Data records for software interfaces

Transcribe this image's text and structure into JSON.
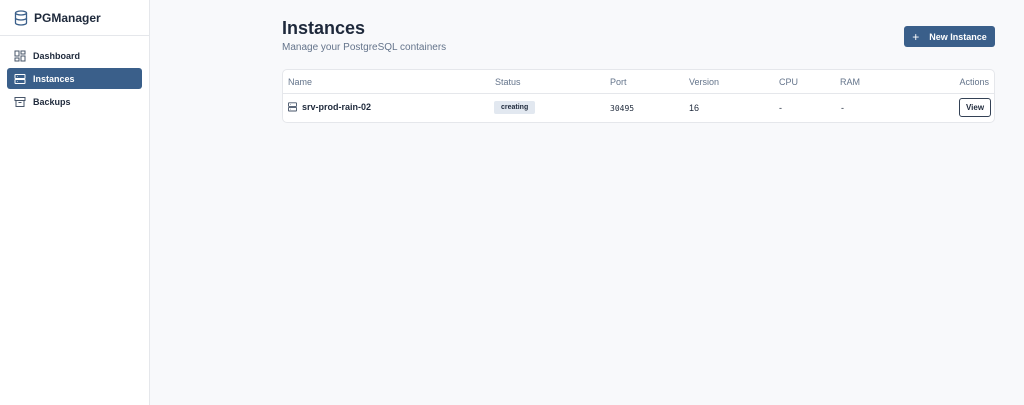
{
  "app": {
    "name": "PGManager"
  },
  "sidebar": {
    "items": [
      {
        "label": "Dashboard",
        "icon": "dashboard-icon",
        "active": false
      },
      {
        "label": "Instances",
        "icon": "server-icon",
        "active": true
      },
      {
        "label": "Backups",
        "icon": "archive-icon",
        "active": false
      }
    ]
  },
  "page": {
    "title": "Instances",
    "subtitle": "Manage your PostgreSQL containers",
    "new_button_label": "New Instance",
    "new_button_icon": "plus-icon"
  },
  "table": {
    "columns": [
      "Name",
      "Status",
      "Port",
      "Version",
      "CPU",
      "RAM",
      "Actions"
    ],
    "rows": [
      {
        "name": "srv-prod-rain-02",
        "status": "creating",
        "port": "30495",
        "version": "16",
        "cpu": "-",
        "ram": "-",
        "action": "View"
      }
    ]
  },
  "colors": {
    "accent": "#3a5f8a",
    "background": "#f8f9fb",
    "badge": "#e2e8f0"
  }
}
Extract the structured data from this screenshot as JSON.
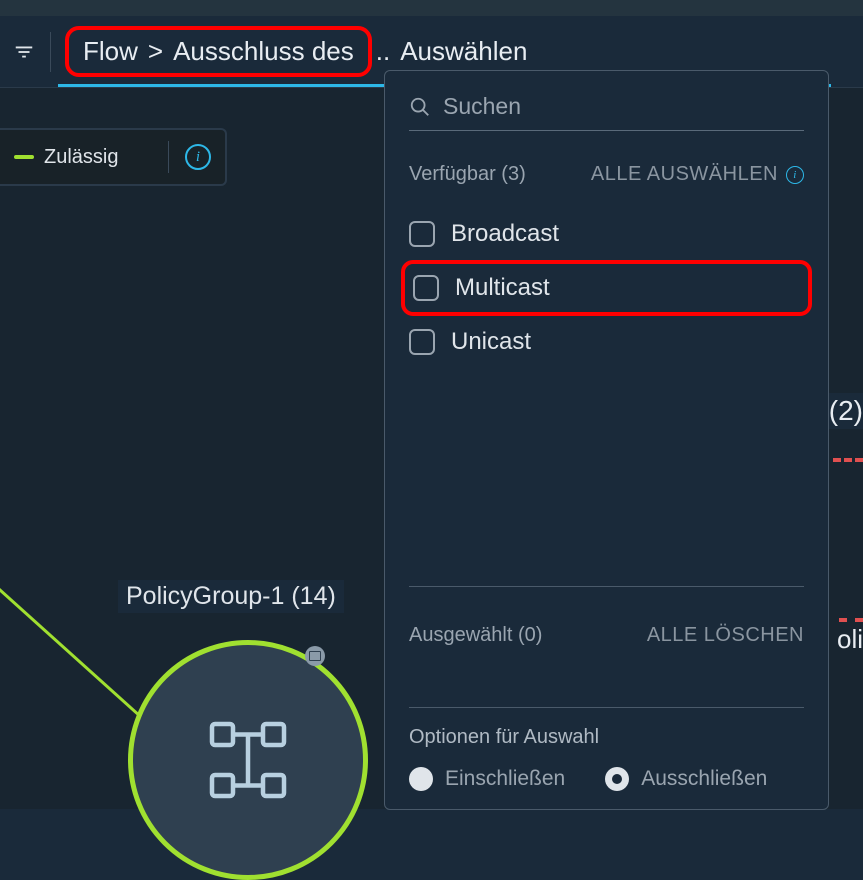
{
  "header": {
    "breadcrumb_part1": "Flow",
    "breadcrumb_sep": ">",
    "breadcrumb_part2": "Ausschluss des",
    "ellipsis": "..",
    "select_label": "Auswählen"
  },
  "legend": {
    "allowed": "Zulässig"
  },
  "graph": {
    "node1_label": "PolicyGroup-1 (14)",
    "right_count": "(2)",
    "right_partial": "oli"
  },
  "dropdown": {
    "search_placeholder": "Suchen",
    "available_label": "Verfügbar (3)",
    "select_all": "ALLE AUSWÄHLEN",
    "options": [
      {
        "label": "Broadcast",
        "highlighted": false
      },
      {
        "label": "Multicast",
        "highlighted": true
      },
      {
        "label": "Unicast",
        "highlighted": false
      }
    ],
    "selected_label": "Ausgewählt (0)",
    "clear_all": "ALLE LÖSCHEN",
    "options_title": "Optionen für Auswahl",
    "radio_include": "Einschließen",
    "radio_exclude": "Ausschließen",
    "radio_selected": "exclude"
  }
}
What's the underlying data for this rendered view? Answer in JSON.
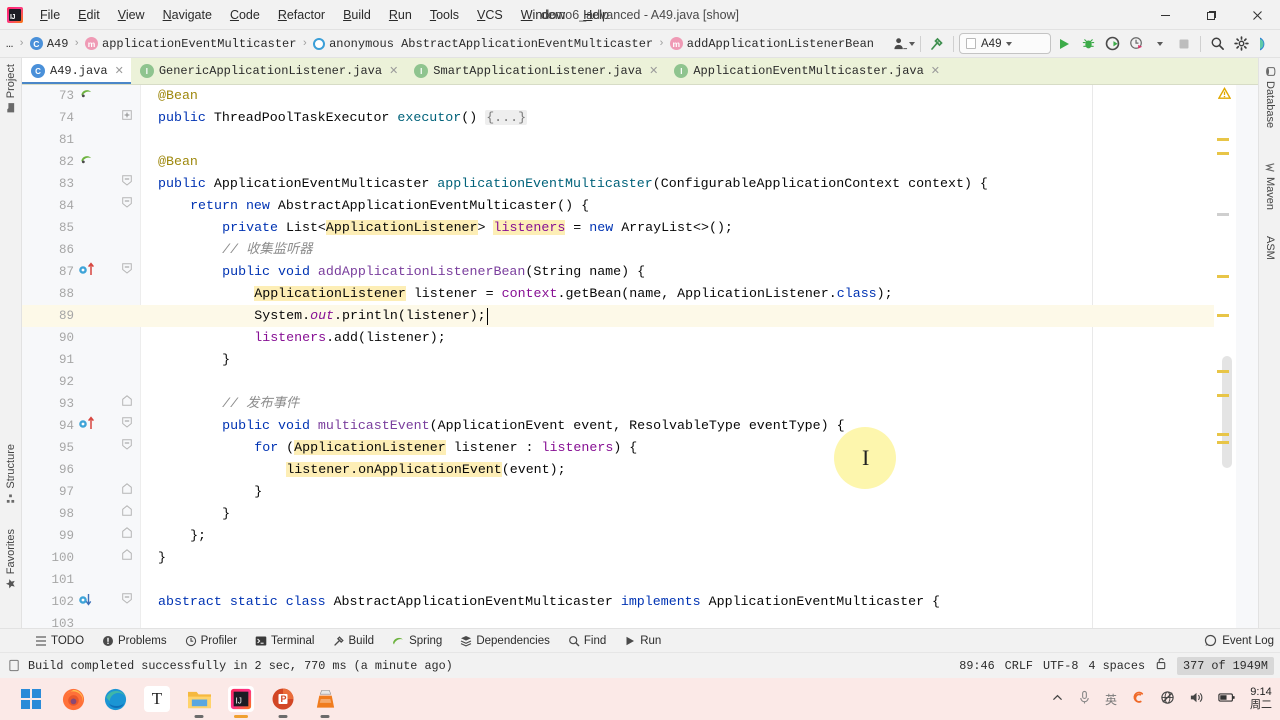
{
  "titlebar": {
    "menus": [
      "File",
      "Edit",
      "View",
      "Navigate",
      "Code",
      "Refactor",
      "Build",
      "Run",
      "Tools",
      "VCS",
      "Window",
      "Help"
    ],
    "window_title": "demo6_advanced - A49.java [show]",
    "minimize": "—",
    "maximize": "❐",
    "close": "✕"
  },
  "navbar": {
    "crumbs": [
      {
        "label": "…",
        "icon": "ellipsis-icon"
      },
      {
        "label": "A49",
        "icon": "class-icon"
      },
      {
        "label": "applicationEventMulticaster",
        "icon": "method-icon"
      },
      {
        "label": "anonymous AbstractApplicationEventMulticaster",
        "icon": "anonymous-class-icon"
      },
      {
        "label": "addApplicationListenerBean",
        "icon": "method-icon"
      }
    ],
    "run_config": "A49",
    "icons": [
      "user-settings-icon",
      "hammer-icon",
      "run-icon",
      "debug-icon",
      "run-coverage-icon",
      "profile-icon",
      "stop-icon",
      "search-icon",
      "settings-icon",
      "ai-assistant-icon"
    ]
  },
  "tabs": [
    {
      "label": "A49.java",
      "icon": "java-class-icon",
      "active": true
    },
    {
      "label": "GenericApplicationListener.java",
      "icon": "java-interface-icon",
      "active": false
    },
    {
      "label": "SmartApplicationListener.java",
      "icon": "java-interface-icon",
      "active": false
    },
    {
      "label": "ApplicationEventMulticaster.java",
      "icon": "java-interface-icon",
      "active": false
    }
  ],
  "left_strip": [
    {
      "label": "Project",
      "icon": "project-folder-icon"
    },
    {
      "label": "Structure",
      "icon": "structure-icon"
    },
    {
      "label": "Favorites",
      "icon": "star-icon"
    }
  ],
  "right_strip": [
    {
      "label": "Database",
      "icon": "database-icon"
    },
    {
      "label": "Maven",
      "icon": "maven-icon"
    },
    {
      "label": "ASM",
      "icon": "asm-icon"
    }
  ],
  "editor": {
    "lines": [
      {
        "num": "73",
        "gutter": "spring-bean-icon",
        "fold": "",
        "highlight": false,
        "indent": 0,
        "segments": [
          {
            "t": "@Bean",
            "c": "ann"
          }
        ]
      },
      {
        "num": "74",
        "gutter": "",
        "fold": "plus",
        "highlight": false,
        "indent": 0,
        "segments": [
          {
            "t": "public ",
            "c": "kw"
          },
          {
            "t": "ThreadPoolTaskExecutor ",
            "c": "ty"
          },
          {
            "t": "executor",
            "c": "fn"
          },
          {
            "t": "() ",
            "c": "ty"
          },
          {
            "t": "{...}",
            "c": "foldph"
          }
        ]
      },
      {
        "num": "81",
        "gutter": "",
        "fold": "",
        "highlight": false,
        "indent": 0,
        "segments": []
      },
      {
        "num": "82",
        "gutter": "spring-bean-icon",
        "fold": "",
        "highlight": false,
        "indent": 0,
        "segments": [
          {
            "t": "@Bean",
            "c": "ann"
          }
        ]
      },
      {
        "num": "83",
        "gutter": "",
        "fold": "down",
        "highlight": false,
        "indent": 0,
        "segments": [
          {
            "t": "public ",
            "c": "kw"
          },
          {
            "t": "ApplicationEventMulticaster ",
            "c": "ty"
          },
          {
            "t": "applicationEventMulticaster",
            "c": "fn"
          },
          {
            "t": "(ConfigurableApplicationContext context) {",
            "c": "ty"
          }
        ]
      },
      {
        "num": "84",
        "gutter": "",
        "fold": "down",
        "highlight": false,
        "indent": 1,
        "segments": [
          {
            "t": "return ",
            "c": "kw"
          },
          {
            "t": "new ",
            "c": "kw"
          },
          {
            "t": "AbstractApplicationEventMulticaster() {",
            "c": "ty"
          }
        ]
      },
      {
        "num": "85",
        "gutter": "",
        "fold": "",
        "highlight": false,
        "indent": 2,
        "segments": [
          {
            "t": "private ",
            "c": "kw"
          },
          {
            "t": "List<",
            "c": "ty"
          },
          {
            "t": "ApplicationListener",
            "c": "hi"
          },
          {
            "t": "> ",
            "c": "ty"
          },
          {
            "t": "listeners",
            "c": "fld hi"
          },
          {
            "t": " = ",
            "c": "ty"
          },
          {
            "t": "new ",
            "c": "kw"
          },
          {
            "t": "ArrayList<>();",
            "c": "ty"
          }
        ]
      },
      {
        "num": "86",
        "gutter": "",
        "fold": "",
        "highlight": false,
        "indent": 2,
        "segments": [
          {
            "t": "// 收集监听器",
            "c": "cm"
          }
        ]
      },
      {
        "num": "87",
        "gutter": "implementing-method-icon",
        "fold": "down",
        "highlight": false,
        "indent": 2,
        "segments": [
          {
            "t": "public ",
            "c": "kw"
          },
          {
            "t": "void ",
            "c": "kw"
          },
          {
            "t": "addApplicationListenerBean",
            "c": "fnd"
          },
          {
            "t": "(String name) {",
            "c": "ty"
          }
        ]
      },
      {
        "num": "88",
        "gutter": "",
        "fold": "",
        "highlight": false,
        "indent": 3,
        "segments": [
          {
            "t": "ApplicationListener",
            "c": "hi"
          },
          {
            "t": " listener = ",
            "c": "ty"
          },
          {
            "t": "context",
            "c": "fld"
          },
          {
            "t": ".getBean(name, ApplicationListener.",
            "c": "ty"
          },
          {
            "t": "class",
            "c": "kw"
          },
          {
            "t": ");",
            "c": "ty"
          }
        ]
      },
      {
        "num": "89",
        "gutter": "",
        "fold": "",
        "highlight": true,
        "indent": 3,
        "segments": [
          {
            "t": "System.",
            "c": "ty"
          },
          {
            "t": "out",
            "c": "stat"
          },
          {
            "t": ".println(listener);",
            "c": "ty"
          }
        ]
      },
      {
        "num": "90",
        "gutter": "",
        "fold": "",
        "highlight": false,
        "indent": 3,
        "segments": [
          {
            "t": "listeners",
            "c": "fld"
          },
          {
            "t": ".add(listener);",
            "c": "ty"
          }
        ]
      },
      {
        "num": "91",
        "gutter": "",
        "fold": "",
        "highlight": false,
        "indent": 2,
        "segments": [
          {
            "t": "}",
            "c": "ty"
          }
        ]
      },
      {
        "num": "92",
        "gutter": "",
        "fold": "",
        "highlight": false,
        "indent": 0,
        "segments": []
      },
      {
        "num": "93",
        "gutter": "",
        "fold": "up",
        "highlight": false,
        "indent": 2,
        "segments": [
          {
            "t": "// 发布事件",
            "c": "cm"
          }
        ]
      },
      {
        "num": "94",
        "gutter": "implementing-method-icon",
        "fold": "down",
        "highlight": false,
        "indent": 2,
        "segments": [
          {
            "t": "public ",
            "c": "kw"
          },
          {
            "t": "void ",
            "c": "kw"
          },
          {
            "t": "multicastEvent",
            "c": "fnd"
          },
          {
            "t": "(ApplicationEvent event, ResolvableType eventType) {",
            "c": "ty"
          }
        ]
      },
      {
        "num": "95",
        "gutter": "",
        "fold": "down",
        "highlight": false,
        "indent": 3,
        "segments": [
          {
            "t": "for ",
            "c": "kw"
          },
          {
            "t": "(",
            "c": "ty"
          },
          {
            "t": "ApplicationListener",
            "c": "hi"
          },
          {
            "t": " listener : ",
            "c": "ty"
          },
          {
            "t": "listeners",
            "c": "fld"
          },
          {
            "t": ") {",
            "c": "ty"
          }
        ]
      },
      {
        "num": "96",
        "gutter": "",
        "fold": "",
        "highlight": false,
        "indent": 4,
        "segments": [
          {
            "t": "listener.onApplicationEvent",
            "c": "hi"
          },
          {
            "t": "(event);",
            "c": "ty"
          }
        ]
      },
      {
        "num": "97",
        "gutter": "",
        "fold": "up",
        "highlight": false,
        "indent": 3,
        "segments": [
          {
            "t": "}",
            "c": "ty"
          }
        ]
      },
      {
        "num": "98",
        "gutter": "",
        "fold": "up",
        "highlight": false,
        "indent": 2,
        "segments": [
          {
            "t": "}",
            "c": "ty"
          }
        ]
      },
      {
        "num": "99",
        "gutter": "",
        "fold": "up",
        "highlight": false,
        "indent": 1,
        "segments": [
          {
            "t": "};",
            "c": "ty"
          }
        ]
      },
      {
        "num": "100",
        "gutter": "",
        "fold": "up",
        "highlight": false,
        "indent": 0,
        "segments": [
          {
            "t": "}",
            "c": "ty"
          }
        ]
      },
      {
        "num": "101",
        "gutter": "",
        "fold": "",
        "highlight": false,
        "indent": 0,
        "segments": []
      },
      {
        "num": "102",
        "gutter": "overridden-method-icon",
        "fold": "down",
        "highlight": false,
        "indent": 0,
        "segments": [
          {
            "t": "abstract ",
            "c": "kw"
          },
          {
            "t": "static ",
            "c": "kw"
          },
          {
            "t": "class ",
            "c": "kw"
          },
          {
            "t": "AbstractApplicationEventMulticaster ",
            "c": "ty"
          },
          {
            "t": "implements ",
            "c": "kw"
          },
          {
            "t": "ApplicationEventMulticaster {",
            "c": "ty"
          }
        ]
      },
      {
        "num": "103",
        "gutter": "",
        "fold": "",
        "highlight": false,
        "indent": 0,
        "segments": []
      }
    ]
  },
  "bottom_bar": {
    "items": [
      {
        "label": "TODO",
        "icon": "todo-icon"
      },
      {
        "label": "Problems",
        "icon": "problems-icon"
      },
      {
        "label": "Profiler",
        "icon": "profiler-icon"
      },
      {
        "label": "Terminal",
        "icon": "terminal-icon"
      },
      {
        "label": "Build",
        "icon": "build-hammer-icon"
      },
      {
        "label": "Spring",
        "icon": "spring-leaf-icon"
      },
      {
        "label": "Dependencies",
        "icon": "dependencies-icon"
      },
      {
        "label": "Find",
        "icon": "find-icon"
      },
      {
        "label": "Run",
        "icon": "run-icon"
      }
    ],
    "event_log": "Event Log"
  },
  "statusbar": {
    "message": "Build completed successfully in 2 sec, 770 ms (a minute ago)",
    "caret_position": "89:46",
    "line_separator": "CRLF",
    "encoding": "UTF-8",
    "indent": "4 spaces",
    "lock": "unlocked-icon",
    "memory": "377 of 1949M"
  },
  "taskbar": {
    "apps": [
      {
        "name": "windows-start-icon",
        "running": false
      },
      {
        "name": "firefox-icon",
        "running": false
      },
      {
        "name": "edge-icon",
        "running": false
      },
      {
        "name": "typora-icon",
        "running": false
      },
      {
        "name": "file-explorer-icon",
        "running": true
      },
      {
        "name": "intellij-idea-icon",
        "running": true,
        "active": true
      },
      {
        "name": "powerpoint-icon",
        "running": true
      },
      {
        "name": "vlc-icon",
        "running": true
      }
    ],
    "tray": [
      "chevron-up-icon",
      "microphone-icon",
      "ime-chinese-icon",
      "sogou-input-icon",
      "network-offline-icon",
      "volume-icon",
      "battery-icon"
    ],
    "time": "9:14",
    "date": "周二"
  },
  "colors": {
    "accent": "#4a86c8",
    "tab_bar": "#ecf2d9",
    "highlight_line": "#fdf9e8",
    "identifier_highlight": "#fdeeb6",
    "keyword": "#0033b3",
    "warning_marker": "#e8c547",
    "taskbar": "#fbe9e7"
  }
}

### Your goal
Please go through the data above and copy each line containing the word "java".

### Written answer
    "window_title": "demo6_advanced - A49.java [show]",
      "label": "A49.java",
      "icon": "java-class-icon",
      "label": "GenericApplicationListener.java",
      "icon": "java-interface-icon",
      "label": "SmartApplicationListener.java",
      "icon": "java-interface-icon",
      "label": "ApplicationEventMulticaster.java",
      "icon": "java-interface-icon",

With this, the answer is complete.